# Work required
Could you print the data that follows exactly as given?

# Excerpts from an interface dataset
------------------------------------------------
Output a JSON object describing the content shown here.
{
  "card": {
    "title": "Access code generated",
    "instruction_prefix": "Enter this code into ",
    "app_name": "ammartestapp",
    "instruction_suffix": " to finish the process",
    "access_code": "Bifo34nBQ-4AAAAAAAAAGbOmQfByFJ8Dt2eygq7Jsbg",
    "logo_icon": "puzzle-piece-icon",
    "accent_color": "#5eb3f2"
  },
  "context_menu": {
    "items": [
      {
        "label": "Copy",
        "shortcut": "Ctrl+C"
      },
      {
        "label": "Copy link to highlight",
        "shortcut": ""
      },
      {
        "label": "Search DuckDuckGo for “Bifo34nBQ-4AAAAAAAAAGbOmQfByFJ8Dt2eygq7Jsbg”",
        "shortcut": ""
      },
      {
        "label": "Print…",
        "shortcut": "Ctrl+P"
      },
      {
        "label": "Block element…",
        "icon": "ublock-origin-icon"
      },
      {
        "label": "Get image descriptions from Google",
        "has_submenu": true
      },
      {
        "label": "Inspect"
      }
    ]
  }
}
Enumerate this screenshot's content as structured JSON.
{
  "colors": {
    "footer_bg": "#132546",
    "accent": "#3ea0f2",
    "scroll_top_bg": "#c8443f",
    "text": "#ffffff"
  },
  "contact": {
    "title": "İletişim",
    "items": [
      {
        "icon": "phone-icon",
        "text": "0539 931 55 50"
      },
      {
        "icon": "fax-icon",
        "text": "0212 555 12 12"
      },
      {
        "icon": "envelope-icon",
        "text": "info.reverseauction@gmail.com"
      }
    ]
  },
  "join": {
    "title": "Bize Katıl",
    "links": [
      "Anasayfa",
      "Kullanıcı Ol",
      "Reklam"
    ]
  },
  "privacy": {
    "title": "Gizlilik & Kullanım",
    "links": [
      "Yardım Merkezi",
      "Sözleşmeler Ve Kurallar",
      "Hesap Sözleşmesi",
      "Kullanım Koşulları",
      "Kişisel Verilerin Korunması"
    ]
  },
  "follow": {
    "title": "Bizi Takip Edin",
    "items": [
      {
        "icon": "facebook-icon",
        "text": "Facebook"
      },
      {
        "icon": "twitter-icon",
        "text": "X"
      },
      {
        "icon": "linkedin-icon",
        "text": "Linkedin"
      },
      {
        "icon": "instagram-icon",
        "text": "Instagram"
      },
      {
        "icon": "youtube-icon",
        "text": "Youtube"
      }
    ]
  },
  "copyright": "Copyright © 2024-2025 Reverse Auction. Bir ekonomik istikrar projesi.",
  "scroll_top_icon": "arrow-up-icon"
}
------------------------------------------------
# Answer box
Output a JSON object describing the content shown here.
{
  "card": {
    "title": "Access code generated",
    "instruction_prefix": "Enter this code into ",
    "app_name": "ammartestapp",
    "instruction_suffix": " to finish the process",
    "access_code": "Bifo34nBQ-4AAAAAAAAAGbOmQfByFJ8Dt2eygq7Jsbg",
    "logo_icon": "puzzle-piece-icon",
    "accent_color": "#5eb3f2"
  },
  "context_menu": {
    "items": [
      {
        "label": "Copy",
        "shortcut": "Ctrl+C"
      },
      {
        "label": "Copy link to highlight",
        "shortcut": ""
      },
      {
        "label": "Search DuckDuckGo for “Bifo34nBQ-4AAAAAAAAAGbOmQfByFJ8Dt2eygq7Jsbg”",
        "shortcut": ""
      },
      {
        "label": "Print…",
        "shortcut": "Ctrl+P"
      },
      {
        "label": "Block element…",
        "icon": "ublock-origin-icon"
      },
      {
        "label": "Get image descriptions from Google",
        "has_submenu": true
      },
      {
        "label": "Inspect"
      }
    ]
  }
}
Enumerate this screenshot's content as structured JSON.
{
  "colors": {
    "footer_bg": "#132546",
    "accent": "#3ea0f2",
    "scroll_top_bg": "#c8443f",
    "text": "#ffffff"
  },
  "contact": {
    "title": "İletişim",
    "items": [
      {
        "icon": "phone-icon",
        "text": "0539 931 55 50"
      },
      {
        "icon": "fax-icon",
        "text": "0212 555 12 12"
      },
      {
        "icon": "envelope-icon",
        "text": "info.reverseauction@gmail.com"
      }
    ]
  },
  "join": {
    "title": "Bize Katıl",
    "links": [
      "Anasayfa",
      "Kullanıcı Ol",
      "Reklam"
    ]
  },
  "privacy": {
    "title": "Gizlilik & Kullanım",
    "links": [
      "Yardım Merkezi",
      "Sözleşmeler Ve Kurallar",
      "Hesap Sözleşmesi",
      "Kullanım Koşulları",
      "Kişisel Verilerin Korunması"
    ]
  },
  "follow": {
    "title": "Bizi Takip Edin",
    "items": [
      {
        "icon": "facebook-icon",
        "text": "Facebook"
      },
      {
        "icon": "twitter-icon",
        "text": "X"
      },
      {
        "icon": "linkedin-icon",
        "text": "Linkedin"
      },
      {
        "icon": "instagram-icon",
        "text": "Instagram"
      },
      {
        "icon": "youtube-icon",
        "text": "Youtube"
      }
    ]
  },
  "copyright": "Copyright © 2024-2025 Reverse Auction. Bir ekonomik istikrar projesi.",
  "scroll_top_icon": "arrow-up-icon"
}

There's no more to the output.